*TASK DESCRIPTION*. What you produce should be every line from the data that includes "subtitle".

*SUPPLIED MATERIAL*.
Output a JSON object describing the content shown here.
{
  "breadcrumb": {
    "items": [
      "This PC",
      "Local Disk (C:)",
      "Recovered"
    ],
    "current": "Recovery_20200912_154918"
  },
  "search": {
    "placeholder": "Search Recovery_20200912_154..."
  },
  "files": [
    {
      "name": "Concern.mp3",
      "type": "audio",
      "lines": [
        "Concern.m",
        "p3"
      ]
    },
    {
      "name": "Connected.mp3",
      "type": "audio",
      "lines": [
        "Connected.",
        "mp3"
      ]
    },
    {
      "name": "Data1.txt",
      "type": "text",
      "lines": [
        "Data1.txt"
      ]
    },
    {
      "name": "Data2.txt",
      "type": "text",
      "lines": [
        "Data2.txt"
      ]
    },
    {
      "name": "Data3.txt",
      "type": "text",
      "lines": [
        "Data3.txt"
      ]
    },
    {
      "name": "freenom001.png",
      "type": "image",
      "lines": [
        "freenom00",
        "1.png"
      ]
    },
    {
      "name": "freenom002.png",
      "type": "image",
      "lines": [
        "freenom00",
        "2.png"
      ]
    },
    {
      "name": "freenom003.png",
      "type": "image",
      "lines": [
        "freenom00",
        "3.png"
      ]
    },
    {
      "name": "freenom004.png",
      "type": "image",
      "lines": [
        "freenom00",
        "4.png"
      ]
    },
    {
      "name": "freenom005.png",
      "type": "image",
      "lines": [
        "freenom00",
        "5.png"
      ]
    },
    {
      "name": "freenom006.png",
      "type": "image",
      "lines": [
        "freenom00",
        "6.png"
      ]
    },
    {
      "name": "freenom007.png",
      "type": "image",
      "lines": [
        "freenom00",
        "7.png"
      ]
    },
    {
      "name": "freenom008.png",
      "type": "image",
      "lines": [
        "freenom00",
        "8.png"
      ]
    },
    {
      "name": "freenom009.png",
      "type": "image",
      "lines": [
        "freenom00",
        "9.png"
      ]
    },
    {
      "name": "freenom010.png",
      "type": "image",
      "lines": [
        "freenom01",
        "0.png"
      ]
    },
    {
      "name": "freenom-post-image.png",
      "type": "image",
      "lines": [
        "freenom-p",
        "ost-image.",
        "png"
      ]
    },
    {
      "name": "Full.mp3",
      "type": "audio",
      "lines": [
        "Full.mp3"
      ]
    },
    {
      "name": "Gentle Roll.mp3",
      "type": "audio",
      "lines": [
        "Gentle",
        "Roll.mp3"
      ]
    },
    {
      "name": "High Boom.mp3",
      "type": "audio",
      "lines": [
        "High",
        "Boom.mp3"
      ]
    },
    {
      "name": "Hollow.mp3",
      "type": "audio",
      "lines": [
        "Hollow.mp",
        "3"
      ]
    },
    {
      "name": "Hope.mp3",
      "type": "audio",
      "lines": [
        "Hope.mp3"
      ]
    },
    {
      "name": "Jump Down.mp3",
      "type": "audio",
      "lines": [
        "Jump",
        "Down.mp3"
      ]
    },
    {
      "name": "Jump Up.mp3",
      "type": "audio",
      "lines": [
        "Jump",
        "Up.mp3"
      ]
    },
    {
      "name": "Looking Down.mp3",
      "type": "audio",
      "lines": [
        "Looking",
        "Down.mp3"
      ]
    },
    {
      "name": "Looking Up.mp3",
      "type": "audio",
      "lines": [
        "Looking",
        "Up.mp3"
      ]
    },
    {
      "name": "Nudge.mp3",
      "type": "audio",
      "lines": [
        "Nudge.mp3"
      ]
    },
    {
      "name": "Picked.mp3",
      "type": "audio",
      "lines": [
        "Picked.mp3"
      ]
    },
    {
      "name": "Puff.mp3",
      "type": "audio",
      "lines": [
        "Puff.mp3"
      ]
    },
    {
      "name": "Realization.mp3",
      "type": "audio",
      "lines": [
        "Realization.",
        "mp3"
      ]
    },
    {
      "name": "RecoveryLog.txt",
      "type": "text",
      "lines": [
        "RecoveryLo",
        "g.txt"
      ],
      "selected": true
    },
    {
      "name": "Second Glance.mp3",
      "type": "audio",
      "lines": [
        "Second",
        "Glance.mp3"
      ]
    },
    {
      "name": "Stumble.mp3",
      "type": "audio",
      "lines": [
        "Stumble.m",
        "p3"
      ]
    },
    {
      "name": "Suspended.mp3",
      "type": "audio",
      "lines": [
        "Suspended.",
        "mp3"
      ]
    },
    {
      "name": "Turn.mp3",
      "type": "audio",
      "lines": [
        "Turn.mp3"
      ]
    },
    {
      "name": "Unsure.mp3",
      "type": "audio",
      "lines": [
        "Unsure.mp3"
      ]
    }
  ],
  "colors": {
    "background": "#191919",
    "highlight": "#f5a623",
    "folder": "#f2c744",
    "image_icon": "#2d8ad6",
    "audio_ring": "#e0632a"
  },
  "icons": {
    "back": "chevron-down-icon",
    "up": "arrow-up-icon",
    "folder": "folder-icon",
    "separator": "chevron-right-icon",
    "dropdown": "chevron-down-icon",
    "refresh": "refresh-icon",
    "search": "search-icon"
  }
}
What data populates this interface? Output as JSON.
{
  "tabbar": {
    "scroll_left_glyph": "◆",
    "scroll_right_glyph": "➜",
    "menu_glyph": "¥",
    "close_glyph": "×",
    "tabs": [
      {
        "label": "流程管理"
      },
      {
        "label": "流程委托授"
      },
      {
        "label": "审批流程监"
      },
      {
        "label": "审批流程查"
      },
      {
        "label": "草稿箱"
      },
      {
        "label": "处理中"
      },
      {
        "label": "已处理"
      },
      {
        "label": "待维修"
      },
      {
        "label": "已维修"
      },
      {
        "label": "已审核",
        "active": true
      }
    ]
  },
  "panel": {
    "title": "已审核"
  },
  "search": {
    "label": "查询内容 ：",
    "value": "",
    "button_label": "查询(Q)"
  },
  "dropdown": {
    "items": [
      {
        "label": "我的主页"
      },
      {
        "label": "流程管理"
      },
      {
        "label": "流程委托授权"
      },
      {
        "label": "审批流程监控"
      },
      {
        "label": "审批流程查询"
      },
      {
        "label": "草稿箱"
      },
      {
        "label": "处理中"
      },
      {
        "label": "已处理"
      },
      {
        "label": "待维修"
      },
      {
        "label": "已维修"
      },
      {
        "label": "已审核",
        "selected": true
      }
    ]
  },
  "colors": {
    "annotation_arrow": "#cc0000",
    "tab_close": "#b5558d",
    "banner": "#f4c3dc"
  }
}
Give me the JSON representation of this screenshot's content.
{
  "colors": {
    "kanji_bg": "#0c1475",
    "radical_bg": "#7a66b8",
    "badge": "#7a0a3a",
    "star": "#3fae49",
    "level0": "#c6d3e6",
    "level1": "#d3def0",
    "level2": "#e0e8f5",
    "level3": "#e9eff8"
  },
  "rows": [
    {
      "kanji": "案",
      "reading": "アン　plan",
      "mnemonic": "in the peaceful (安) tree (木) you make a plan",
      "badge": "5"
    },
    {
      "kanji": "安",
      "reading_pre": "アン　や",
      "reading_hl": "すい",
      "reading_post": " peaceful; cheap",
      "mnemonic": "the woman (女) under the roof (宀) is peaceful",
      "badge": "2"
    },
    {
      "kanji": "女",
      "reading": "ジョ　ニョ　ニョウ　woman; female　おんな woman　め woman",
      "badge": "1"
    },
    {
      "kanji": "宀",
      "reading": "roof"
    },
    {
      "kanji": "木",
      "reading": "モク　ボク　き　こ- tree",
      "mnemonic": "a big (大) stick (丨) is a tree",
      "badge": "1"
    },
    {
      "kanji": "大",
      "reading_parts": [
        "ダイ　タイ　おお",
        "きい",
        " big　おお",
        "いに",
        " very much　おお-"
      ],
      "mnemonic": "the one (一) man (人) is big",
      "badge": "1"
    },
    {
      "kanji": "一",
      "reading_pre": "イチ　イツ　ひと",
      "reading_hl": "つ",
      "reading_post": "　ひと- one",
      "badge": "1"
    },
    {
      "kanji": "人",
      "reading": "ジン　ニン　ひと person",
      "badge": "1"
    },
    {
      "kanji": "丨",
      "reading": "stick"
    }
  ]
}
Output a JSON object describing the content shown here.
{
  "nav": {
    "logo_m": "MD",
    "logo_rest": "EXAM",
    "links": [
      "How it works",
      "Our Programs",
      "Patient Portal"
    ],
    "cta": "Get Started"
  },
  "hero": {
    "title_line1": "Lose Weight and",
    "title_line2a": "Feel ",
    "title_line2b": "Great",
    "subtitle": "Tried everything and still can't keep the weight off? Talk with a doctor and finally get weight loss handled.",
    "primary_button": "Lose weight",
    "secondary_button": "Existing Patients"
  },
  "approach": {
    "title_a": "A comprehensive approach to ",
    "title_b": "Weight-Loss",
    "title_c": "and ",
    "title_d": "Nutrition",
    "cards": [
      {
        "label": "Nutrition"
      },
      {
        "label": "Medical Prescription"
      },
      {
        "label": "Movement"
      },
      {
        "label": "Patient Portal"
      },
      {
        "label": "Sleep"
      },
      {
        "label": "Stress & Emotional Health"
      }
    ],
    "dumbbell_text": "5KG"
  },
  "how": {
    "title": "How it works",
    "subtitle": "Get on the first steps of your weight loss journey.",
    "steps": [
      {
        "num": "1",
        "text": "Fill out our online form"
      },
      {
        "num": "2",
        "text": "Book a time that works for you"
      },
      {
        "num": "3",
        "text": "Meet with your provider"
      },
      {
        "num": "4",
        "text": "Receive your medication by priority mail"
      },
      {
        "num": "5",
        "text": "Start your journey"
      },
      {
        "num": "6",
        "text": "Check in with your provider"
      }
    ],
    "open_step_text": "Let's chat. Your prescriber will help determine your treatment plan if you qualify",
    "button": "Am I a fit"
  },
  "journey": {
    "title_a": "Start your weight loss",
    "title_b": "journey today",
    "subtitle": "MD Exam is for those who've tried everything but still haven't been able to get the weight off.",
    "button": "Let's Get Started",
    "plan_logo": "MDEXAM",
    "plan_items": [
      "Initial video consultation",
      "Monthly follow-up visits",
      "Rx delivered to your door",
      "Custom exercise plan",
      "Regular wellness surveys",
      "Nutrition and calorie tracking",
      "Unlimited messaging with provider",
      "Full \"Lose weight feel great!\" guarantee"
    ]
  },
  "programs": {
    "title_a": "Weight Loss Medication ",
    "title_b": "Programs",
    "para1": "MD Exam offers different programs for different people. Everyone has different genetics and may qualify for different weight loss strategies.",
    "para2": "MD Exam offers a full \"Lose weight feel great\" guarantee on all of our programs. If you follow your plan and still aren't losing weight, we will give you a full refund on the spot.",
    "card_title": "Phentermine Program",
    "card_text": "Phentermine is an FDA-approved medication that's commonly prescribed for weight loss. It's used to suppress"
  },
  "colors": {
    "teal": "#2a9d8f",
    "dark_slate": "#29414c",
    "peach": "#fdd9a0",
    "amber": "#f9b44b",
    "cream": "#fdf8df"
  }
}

*ANSWER FOR THE TASK*.
    "subtitle": "Tried everything and still can't keep the weight off? Talk with a doctor and finally get weight loss handled.",
    "subtitle": "Get on the first steps of your weight loss journey.",
    "subtitle": "MD Exam is for those who've tried everything but still haven't been able to get the weight off.",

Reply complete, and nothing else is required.